HealthDay News
by By Len Canter
HealthDay Reporter
Updated: Nov 8th 2019

new article illustration

FRIDAY, Nov. 8, 2019 (HealthDay News) -- Want to get more fish in your diet with a lot more flavor? This two-step technique yields a crispy outside and flaky fish within.

Cooking fish in a skillet is a fast and flavorful way to prepare this healthy, low-calorie protein. The trick to searing fish and getting a crisp top is to start with a light dusting of flour. This alternative to breading also saves a lot of calories. Then, to get the same type of crunch without deep-frying, give your filets a short blast in the oven.

If you've shied away from cod in the past, it's time to try it again. It's a high-protein, low-fat fish, and a good source of B12 and niacin.

Crispy Cod With Spinach

  • 2 tablespoons gluten-free or whole-wheat flour
  • 1/2 teaspoon salt
  • 1/4 teaspoon black pepper
  • 1/4 teaspoon paprika
  • 3 tablespoons grapeseed or safflower oil
  • 2 6-ounce cod filets
  • Cooking spray
  • 2 garlic cloves, minced
  • 1 pound baby spinach
  • 1 tablespoon butter

Preheat oven to 400 degrees.

Place flour on a plate and mix with salt, black pepper and paprika. Dip filets into flour mixture and transfer to another plate.

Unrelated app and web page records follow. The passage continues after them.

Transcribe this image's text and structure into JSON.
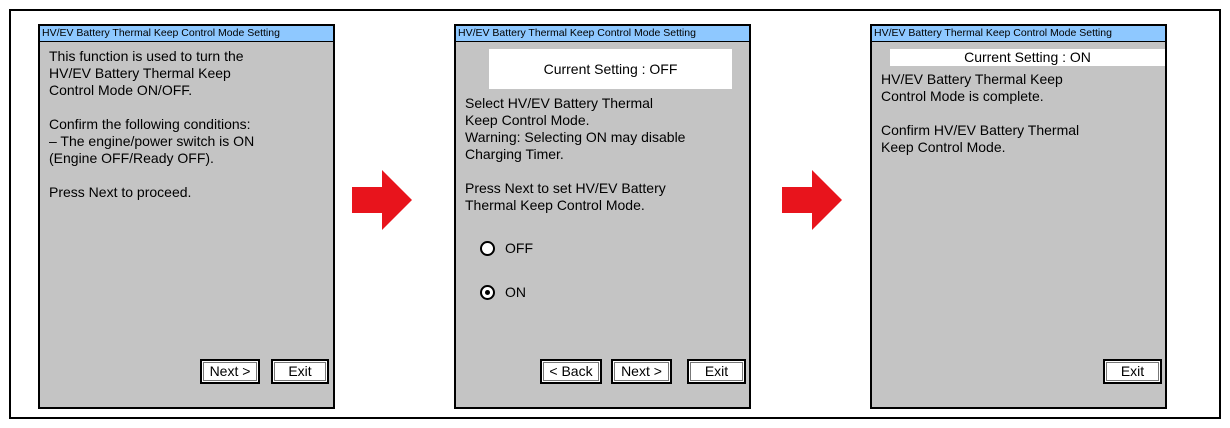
{
  "panels": [
    {
      "title": "HV/EV Battery Thermal Keep Control Mode Setting",
      "body": "This function is used to turn the\nHV/EV Battery Thermal Keep\nControl Mode ON/OFF.\n\nConfirm the following conditions:\n– The engine/power switch is ON\n(Engine OFF/Ready OFF).\n\nPress Next to proceed.",
      "next_label": "Next >",
      "exit_label": "Exit"
    },
    {
      "title": "HV/EV Battery Thermal Keep Control Mode Setting",
      "current_setting": "Current Setting : OFF",
      "body": "Select HV/EV Battery Thermal\nKeep Control Mode.\nWarning: Selecting ON may disable\nCharging Timer.\n\nPress Next to set  HV/EV Battery\nThermal Keep Control Mode.",
      "options": [
        {
          "label": "OFF",
          "selected": false
        },
        {
          "label": "ON",
          "selected": true
        }
      ],
      "back_label": "< Back",
      "next_label": "Next >",
      "exit_label": "Exit"
    },
    {
      "title": "HV/EV Battery Thermal Keep Control Mode Setting",
      "current_setting": "Current Setting : ON",
      "body": "HV/EV Battery Thermal Keep\nControl Mode is complete.\n\nConfirm HV/EV Battery Thermal\nKeep Control Mode.",
      "exit_label": "Exit"
    }
  ],
  "colors": {
    "panel_bg": "#c4c4c4",
    "title_bar": "#8ec8ff",
    "arrow": "#e8141c"
  }
}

Add the oil to an oven-safe skillet and warm over medium-high heat for about 1 minute. Add the filets and cook, without turning, for 4 to 5 minutes until crispy. Flip the filets in the pan and slide the pan into the oven. Bake 5 minutes more until the flesh is cooked through and flakes when pressed with a fork.

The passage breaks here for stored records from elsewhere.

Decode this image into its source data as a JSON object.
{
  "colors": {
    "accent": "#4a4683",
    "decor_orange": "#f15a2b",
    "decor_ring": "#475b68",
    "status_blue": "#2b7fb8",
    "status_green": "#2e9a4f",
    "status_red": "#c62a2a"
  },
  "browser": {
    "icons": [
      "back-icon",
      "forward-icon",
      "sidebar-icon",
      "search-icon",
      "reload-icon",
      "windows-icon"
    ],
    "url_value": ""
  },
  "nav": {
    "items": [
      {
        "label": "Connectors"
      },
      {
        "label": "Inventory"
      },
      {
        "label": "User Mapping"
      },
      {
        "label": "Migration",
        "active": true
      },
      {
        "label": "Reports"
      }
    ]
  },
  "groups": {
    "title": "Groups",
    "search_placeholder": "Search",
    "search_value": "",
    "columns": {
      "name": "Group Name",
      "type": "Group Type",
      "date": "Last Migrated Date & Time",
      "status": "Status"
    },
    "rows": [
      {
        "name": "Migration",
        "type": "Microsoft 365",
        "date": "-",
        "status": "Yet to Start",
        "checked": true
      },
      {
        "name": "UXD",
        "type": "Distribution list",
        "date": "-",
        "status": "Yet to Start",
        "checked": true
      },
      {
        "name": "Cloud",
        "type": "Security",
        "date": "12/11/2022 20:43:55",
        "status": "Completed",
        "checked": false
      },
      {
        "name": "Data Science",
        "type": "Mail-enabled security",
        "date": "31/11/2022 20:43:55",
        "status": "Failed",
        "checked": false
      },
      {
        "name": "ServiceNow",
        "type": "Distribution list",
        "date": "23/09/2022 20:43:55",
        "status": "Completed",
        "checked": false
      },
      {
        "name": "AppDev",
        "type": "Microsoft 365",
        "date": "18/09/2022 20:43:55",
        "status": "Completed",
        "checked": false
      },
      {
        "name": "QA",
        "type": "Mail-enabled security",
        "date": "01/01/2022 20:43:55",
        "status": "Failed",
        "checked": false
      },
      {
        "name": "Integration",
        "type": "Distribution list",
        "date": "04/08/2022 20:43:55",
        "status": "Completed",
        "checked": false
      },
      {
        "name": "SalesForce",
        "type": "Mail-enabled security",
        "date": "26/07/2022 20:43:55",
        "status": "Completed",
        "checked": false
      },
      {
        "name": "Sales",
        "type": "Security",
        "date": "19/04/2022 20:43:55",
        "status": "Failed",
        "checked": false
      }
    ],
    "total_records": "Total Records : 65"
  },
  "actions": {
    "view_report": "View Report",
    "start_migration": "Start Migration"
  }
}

While fish cooks, coat a large skillet with cooking spray and place over medium heat. Add garlic and cook 2 to 3 minutes, stirring often until the garlic starts to brown.

Cook spinach in batches, adding handfuls to the skillet and tossing to wilt, about 1 to 2 minutes per batch, then transfer to a large bowl. When all the spinach is cooked, add the butter and toss well to coat. Serve immediately with the fish.

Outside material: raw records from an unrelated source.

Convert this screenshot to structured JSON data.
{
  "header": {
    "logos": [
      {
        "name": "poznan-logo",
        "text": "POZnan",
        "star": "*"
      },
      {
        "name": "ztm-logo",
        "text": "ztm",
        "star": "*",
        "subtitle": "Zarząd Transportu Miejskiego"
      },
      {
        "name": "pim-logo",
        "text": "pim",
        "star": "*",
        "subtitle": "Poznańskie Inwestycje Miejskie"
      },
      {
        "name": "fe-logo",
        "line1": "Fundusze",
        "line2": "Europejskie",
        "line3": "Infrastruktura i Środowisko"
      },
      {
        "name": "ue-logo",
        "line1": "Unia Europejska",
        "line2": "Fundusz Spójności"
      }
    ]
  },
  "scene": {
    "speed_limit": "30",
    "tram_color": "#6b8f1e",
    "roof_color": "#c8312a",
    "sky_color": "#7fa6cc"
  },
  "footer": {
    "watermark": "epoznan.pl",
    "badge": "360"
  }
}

Yield: 2 servings

More information

The university-based nonprofit Seafood Health Facts has more on cod and the various types available.